Luckily for that dog, she did recover and is even running agility again. Other local dogs, including an Australian Shepherd who ate manure within 48 hours after the horses at her barn were dewormed, were not so lucky. She died. Economically, using the equine dewormer may look like a great deal. It certainly isn’t if your show dog goes blind or dies.
Other drugs affected by this MDR1 mutation include chemotherapy drugs. If your dog develops cancer, it would be nice to know if he is going to have problems with certain drugs. Your veterinarian may need to customize a protocol for your show dog or pet dog.
Testing for an MDR1 Mutation
Testing for this mutation in your dog can be easily done with either a cheek swab for cells that you can do yourself or a blood sample drawn by your veterinarian.

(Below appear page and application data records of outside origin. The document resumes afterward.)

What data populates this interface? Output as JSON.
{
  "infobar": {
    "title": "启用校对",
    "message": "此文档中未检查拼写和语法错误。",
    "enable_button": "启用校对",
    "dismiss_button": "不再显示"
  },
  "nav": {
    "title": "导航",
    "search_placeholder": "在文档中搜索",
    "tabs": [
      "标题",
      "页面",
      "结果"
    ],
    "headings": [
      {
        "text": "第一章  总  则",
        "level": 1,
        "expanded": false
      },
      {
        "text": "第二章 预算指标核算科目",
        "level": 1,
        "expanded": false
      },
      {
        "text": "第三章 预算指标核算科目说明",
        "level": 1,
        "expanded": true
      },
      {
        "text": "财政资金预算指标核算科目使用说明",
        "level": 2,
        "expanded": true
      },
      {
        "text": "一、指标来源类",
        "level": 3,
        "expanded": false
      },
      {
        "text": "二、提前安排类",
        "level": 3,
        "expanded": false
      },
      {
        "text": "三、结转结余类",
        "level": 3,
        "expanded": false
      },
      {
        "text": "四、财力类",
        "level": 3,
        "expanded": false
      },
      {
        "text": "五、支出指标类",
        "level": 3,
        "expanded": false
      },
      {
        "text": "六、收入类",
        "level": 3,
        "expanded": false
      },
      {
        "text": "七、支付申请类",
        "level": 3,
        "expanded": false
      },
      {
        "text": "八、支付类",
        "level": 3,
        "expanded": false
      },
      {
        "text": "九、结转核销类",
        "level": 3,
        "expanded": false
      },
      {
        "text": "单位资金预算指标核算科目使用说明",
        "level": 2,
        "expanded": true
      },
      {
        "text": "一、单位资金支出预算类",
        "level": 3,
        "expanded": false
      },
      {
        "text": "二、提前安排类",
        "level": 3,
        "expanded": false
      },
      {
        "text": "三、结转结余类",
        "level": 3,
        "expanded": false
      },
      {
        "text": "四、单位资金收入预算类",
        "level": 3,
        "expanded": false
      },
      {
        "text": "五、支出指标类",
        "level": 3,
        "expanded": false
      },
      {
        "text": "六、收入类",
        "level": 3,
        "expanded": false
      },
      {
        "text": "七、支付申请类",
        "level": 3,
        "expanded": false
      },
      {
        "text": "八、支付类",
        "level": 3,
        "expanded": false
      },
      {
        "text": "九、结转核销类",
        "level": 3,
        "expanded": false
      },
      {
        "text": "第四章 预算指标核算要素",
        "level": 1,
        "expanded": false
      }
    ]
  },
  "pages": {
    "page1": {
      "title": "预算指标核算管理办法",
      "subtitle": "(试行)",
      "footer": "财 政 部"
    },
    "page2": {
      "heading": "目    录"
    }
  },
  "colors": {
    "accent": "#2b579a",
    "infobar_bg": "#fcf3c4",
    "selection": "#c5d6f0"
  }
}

Costs are $70 for one to four tests or $60 for five or more sent together. Many local Australian Shepherd, Shetland Sheepdog and Collie clubs will organize a group order of the kits and send the tests in together for the discounted fee. Generally these groups welcome dogs of other dog breeds as well to increase the numbers. My Belgian Tervuren were all tested through a local Aussie club.
Some dogs will not need to be tested. If your dog’s parents both tested Normal/Normal, your dog will automatically be Normal. This is listed as “Normal by Parentage.”
The test is an actual gene test so results are very black and white. Dogs who are Normal/Normal don’t have the mutation and can’t pass it on. They can handle normal doses of the drugs mentioned above with no problems.
Dogs who are Mutant/Mutant can be expected to have problems with normal doses of loperamide (Immodium), doses of ivermectin over 50 mcg per kg and some chemotherapy drugs. These dogs will pass on the mutation to all of their offspring.
Dogs who test as Mutant/Normal may show some toxicity in the situations described above. They will pass the mutation onto some of their offspring.
By testing any show dogs used for breeding, and their puppies if necessary, eventually the prevalence of this gene can be decreased in a dog breed. Yes, it is a problem you can work around in most cases, but why take any unnecessary risks? I highly recommend testing any of the dog breeds listed at the very least.